Padres' Tingler makes no assumptions about unique MLB season

Kevin Acee
San Diego Union-Tribune
San Diego Padres manager Jayce Tingler looks on during a spring training game in March. Tingler, a former University of Missouri player, is off to a 3-1 start in his first stint as a major league manager.

Those who end up achieving their goals generally weren't focused on the goal along the way. They focused on the process, did a little extra, got the job in front of them done.

Perhaps Jayce Tingler is merely one of those kinds of successful people.

Or maybe the man who became a manager seemingly out of nowhere, who did whatever was asked as best he could and as hard as he could, was also made to manage in such a time as this.

From playing at the University of Missouri to Double-A dropout to coach for the Texas Rangers in the Dominican Republic to major league coach to assistant general manager and back to the major league bench to his first gig as a big-league manager, Tingler took things as they came.

"I never had goals to be a major league coach," Tingler said this winter. "I never had goals to be an assistant GM. They just kind of came up. We just kind of tackled whatever was in front. We did the job to the best of our abilities.
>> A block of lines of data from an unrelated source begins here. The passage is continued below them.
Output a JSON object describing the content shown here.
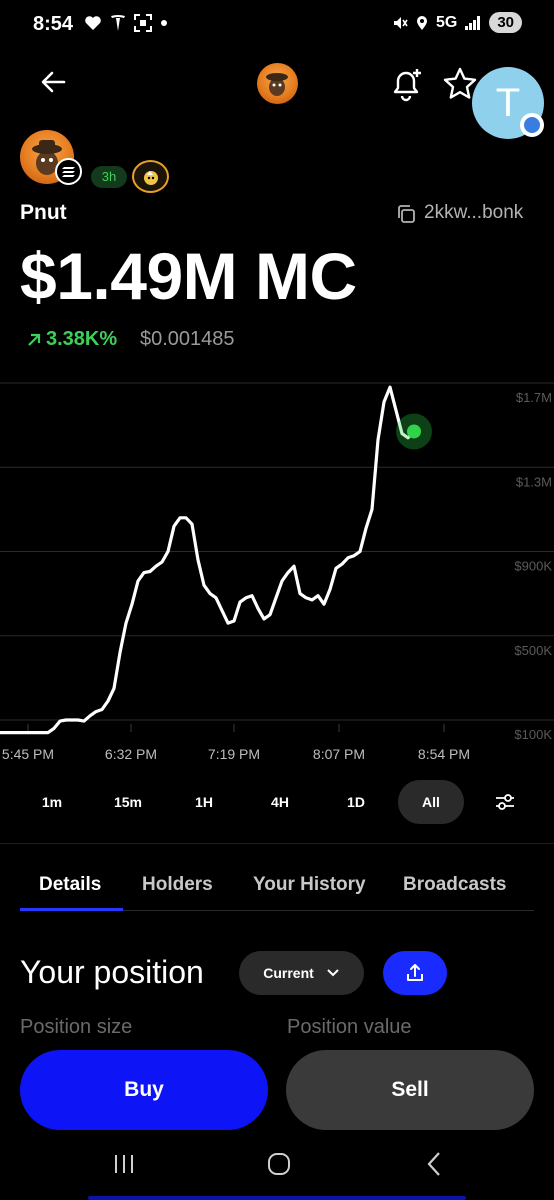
{
  "status_bar": {
    "time": "8:54",
    "network": "5G",
    "battery": "30",
    "icons": [
      "heart-icon",
      "tesla-icon",
      "scan-icon",
      "dot-icon",
      "mute-icon",
      "location-icon",
      "signal-icon"
    ]
  },
  "header": {
    "back_icon": "arrow-left-icon",
    "token_icon": "pnut-token-icon",
    "alert_icon": "bell-plus-icon",
    "watchlist_icon": "star-icon",
    "avatar_letter": "T"
  },
  "token": {
    "name": "Pnut",
    "age": "3h",
    "address": "2kkw...bonk",
    "market_cap": "$1.49M MC",
    "change": "3.38K%",
    "price": "$0.001485",
    "change_color": "#3fce5a"
  },
  "chart_data": {
    "type": "line",
    "y_tick_labels": [
      "$1.7M",
      "$1.3M",
      "$900K",
      "$500K",
      "$100K"
    ],
    "y_ticks": [
      1700000,
      1300000,
      900000,
      500000,
      100000
    ],
    "x_tick_labels": [
      "5:45 PM",
      "6:32 PM",
      "7:19 PM",
      "8:07 PM",
      "8:54 PM"
    ],
    "ylim": [
      100000,
      1700000
    ],
    "series": [
      {
        "color": "#ffffff",
        "values": [
          40000,
          40000,
          40000,
          40000,
          40000,
          40000,
          40000,
          40000,
          40000,
          60000,
          95000,
          100000,
          100000,
          100000,
          95000,
          120000,
          140000,
          150000,
          190000,
          250000,
          420000,
          560000,
          650000,
          760000,
          800000,
          805000,
          830000,
          850000,
          900000,
          1020000,
          1060000,
          1060000,
          1030000,
          860000,
          740000,
          700000,
          680000,
          620000,
          560000,
          570000,
          660000,
          680000,
          690000,
          630000,
          580000,
          600000,
          680000,
          760000,
          800000,
          830000,
          700000,
          680000,
          670000,
          690000,
          650000,
          720000,
          820000,
          840000,
          870000,
          880000,
          900000,
          1010000,
          1100000,
          1430000,
          1610000,
          1680000,
          1570000,
          1460000,
          1440000,
          1470000
        ]
      }
    ],
    "current_point_color": "#2fd44a",
    "grid": true
  },
  "timeframes": {
    "items": [
      "1m",
      "15m",
      "1H",
      "4H",
      "1D",
      "All"
    ],
    "active": "All",
    "settings_icon": "sliders-icon"
  },
  "tabs": {
    "items": [
      "Details",
      "Holders",
      "Your History",
      "Broadcasts"
    ],
    "active": "Details"
  },
  "position": {
    "title": "Your position",
    "filter": "Current",
    "share_icon": "share-icon",
    "size_label": "Position size",
    "value_label": "Position value"
  },
  "actions": {
    "buy": "Buy",
    "sell": "Sell"
  },
  "nav": {
    "recents_icon": "recents-icon",
    "home_icon": "home-icon",
    "back_icon": "back-icon"
  }
}
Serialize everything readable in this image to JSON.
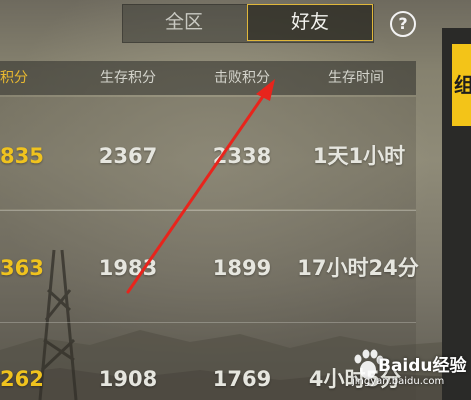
{
  "tabs": [
    {
      "label": "全区",
      "selected": false
    },
    {
      "label": "好友",
      "selected": true
    }
  ],
  "help_label": "?",
  "columns": [
    "总积分",
    "生存积分",
    "击败积分",
    "生存时间"
  ],
  "rows": [
    {
      "total": "835",
      "survival": "2367",
      "kill": "2338",
      "time": "1天1小时"
    },
    {
      "total": "363",
      "survival": "1983",
      "kill": "1899",
      "time": "17小时24分"
    },
    {
      "total": "262",
      "survival": "1908",
      "kill": "1769",
      "time": "4小时5分"
    }
  ],
  "right_card_label": "组",
  "watermark": {
    "brand": "Baidu经验",
    "url": "jingyan.baidu.com"
  },
  "colors": {
    "accent": "#f0c31e",
    "tab_border": "#e0b73a",
    "arrow": "#e8241c"
  }
}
If you killed it, there may be more opportunities that come up front."

Alas, there can be no assumptions about this season, which began Friday after a delay of nearly four months due to COVID-19. His team is off to a 3-1 start through Monday’s games.

There can be goals – to finish the 60-game schedule, to guide the Padres into the playoffs for the first time since 2006, to win the franchise's first World Series. But to linger on them would be folly.

"The world we're living in right now," Tingler said, "it changes day to day."

That was one of his main themes of the past three weeks as the Padres conducted their summer camp in preparation for a coronavirus-shortened season.

As intense and detail-oriented as he clearly is, Tingler doesn't sweat what sweat can't change.

That is, of course, the philosophy so many espouse, especially in the major leagues. For six months over the course of the usual 162-game season, players and coaches and managers are constantly reminding us, each other and themselves to take those 187 days one at a time and control what can be controlled.

Perhaps never before has an adherence to that ideology been so crucial.

The specter of positive COVID-19 tests taking away a player for several games, or several players for several games or even wiping out the season hangs over the entire operation.

Tingler has been at the forefront of urging his players to be safe and also prompting them to take ownership of engaging in the fight against infection. But he knows the possibility of infection (and the ramifications of that) remains.

He has never made an effort to deny reality. Until recently, when it became apparent the start of the season was virtually assured, he refused to speak about it as a certainty. But neither did he dwell on there not being one.

"It sounds cliche, but we're truly day to day," he said. "(In summer camp), we never looked very far ahead and stayed day to day, the things we needed to get accomplished today. We'd start worrying about tomorrow at the end of practice. Other springs, you work four, five, six days in front when you're organizing a typical spring training. With this one, yeah Larry (Rothschild, the Padres pitching coach) and the crew had to plan out the pitching, but we were truly day to day with most of the preparation."

Tingler gives credit to players for the quality of work they did in the offseason, and several people throughout the game have said there weren't more than a handful of other teams that had as many players working out at their home ballpark as the Padres did at Petco Park.

But Tingler, too, was instrumental in setting that tone.

"There were a lot of low moments after we broke from Arizona," he said of the period immediately after spring training was suspended in mid-March. "There were probably a lot of moments it looked pretty bleak. The chances of playing this season didn't look strong at times. That was something myself (and) we had to fight against. It just came down to the natural reality of we just need to prepare and we need to take a mentality of we don't know when this thing is going to start, but we're just going to prepare and get better every day without having a start date. ... We had a lot of people contribute to that type of attitude, and now I feel we're going to be as prepared as we can be."

He does that frequently – deflect questions about himself while pointing to what others have done.

His response to a query about whether the excitement regarding his first season as a manager was in any way diminished by current circumstances was one such example.

"Not really," he said. "These are the cards that have been dealt. I'm more excited to get to opening day. It's going to be a unique experience. I understand all the work that has been done behind the scenes with all the protocols. When we get there, Major League Baseball, the players, everybody involved will deserve a tip of the cap for getting us to that point. ... When we get there, I think it's a hell of an accomplishment for Major League Baseball and the doctors, the trainers, the front office people, the clubhouse guys, the cooks. I hope we can acknowledge those people that have helped pull this off."

In a world where it seems that increasingly saying what one means is so often not the same as meaning what one says, the sincerity of such a sentiment can rightly be questioned – until you know that Rangers general manager Jon Daniels said this in November, shortly after the Padres hired Tingler away from the organization:

"I can tell you unequivocally, the clubhouse guys, the lower-end staff members in our office, the administrative assistants, the security guards, they all think very highly of Jayce. He's a good person. That's a head start in any role. Then, he's really driven, really competitive. That's a good combo."